Author(s): Durrell, Lawrence
Set amid the corrupt glamour and multiplying intrigues of Alexandria in the 1930s and 1940s, the novels of Durrell's "Alexandria Quartet" (of which this is the first) follow the shifting alliances - sexual, cultural and political - of a group of quite varied characters.
Justine by Lawrence Durell tells the tragic story of the mysterious and fascinating Justine, and those whose lives she touched in pre-war Alexandria.

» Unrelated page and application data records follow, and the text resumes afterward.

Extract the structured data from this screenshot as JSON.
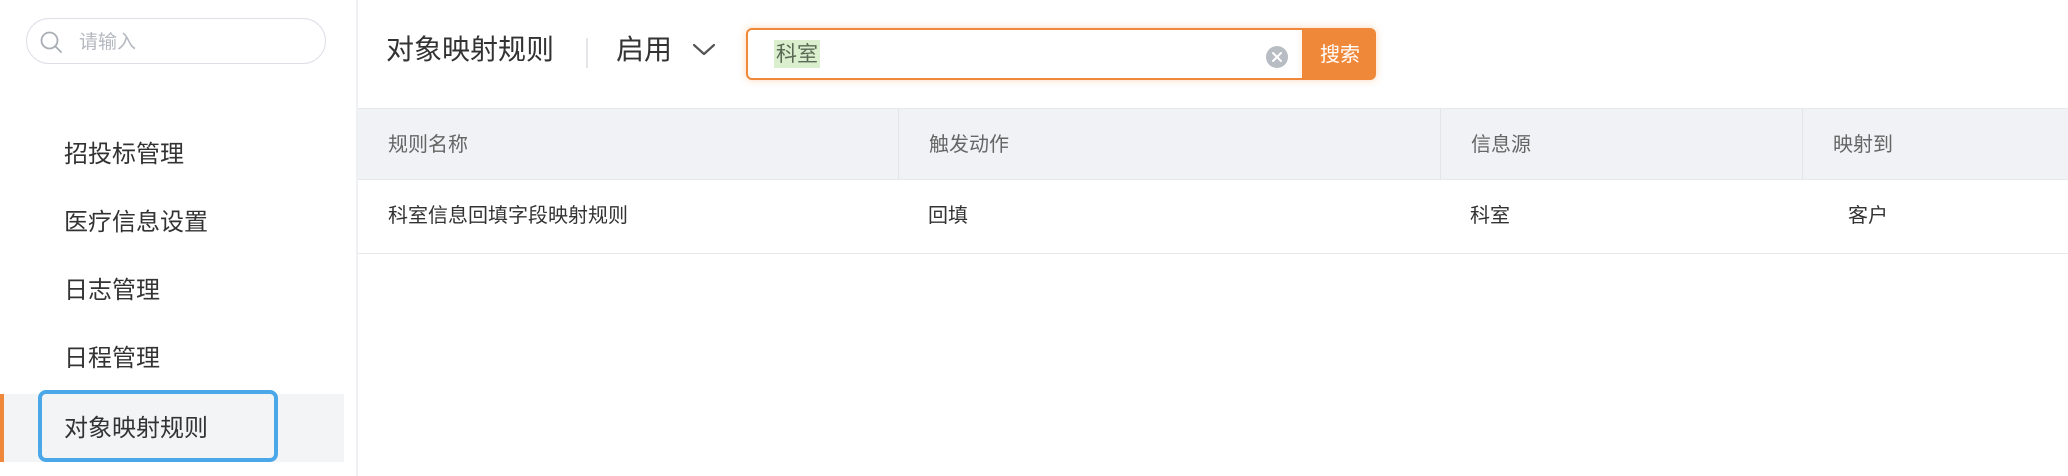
{
  "sidebar": {
    "search": {
      "placeholder": "请输入",
      "value": ""
    },
    "items": [
      {
        "label": "招投标管理",
        "active": false
      },
      {
        "label": "医疗信息设置",
        "active": false
      },
      {
        "label": "日志管理",
        "active": false
      },
      {
        "label": "日程管理",
        "active": false
      },
      {
        "label": "对象映射规则",
        "active": true
      }
    ]
  },
  "header": {
    "title": "对象映射规则",
    "status_filter": {
      "selected": "启用",
      "icon": "chevron-down-icon"
    },
    "search": {
      "query": "科室",
      "button_label": "搜索",
      "clear_icon": "clear-circle-icon"
    }
  },
  "table": {
    "columns": [
      "规则名称",
      "触发动作",
      "信息源",
      "映射到"
    ],
    "rows": [
      [
        "科室信息回填字段映射规则",
        "回填",
        "科室",
        "客户"
      ]
    ]
  },
  "colors": {
    "accent": "#f0883a",
    "focus_ring": "#4aa8e8",
    "header_bg": "#f1f2f5",
    "query_highlight": "#d9efce"
  }
}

Lawrence Durrell was born in 1912 in India. He attended the Jesuit College at Darjeeling and St Edmund's School, Canterbury. His first literary work, The Black Book, appeared in Paris in 1938. His first collection of poems, A Private Country, was published in 1943, followed by the three Island books: Prospero's Cell, Reflections on a Marine Venus, about Rhodes, and Bitter Lemons, his account of life in Cyprus. Durrell's wartime sojourn in Egypt led to his masterpiece, The Alexandria Quartet, which he completed in southern France where he settled permanently in 1957. Between the Quartet and The Avignon Quintet he wrote the two-decker Tunc and Nunquam. His oeuvre includes plays, a book of criticism, translations, travel writing, and humorous stories about the diplomatic corps. Caesar's Vast Ghost, his reflections on the history and culture of Provence, including a late flowering of poems, appeared a few days before his death in Sommieres in 1990.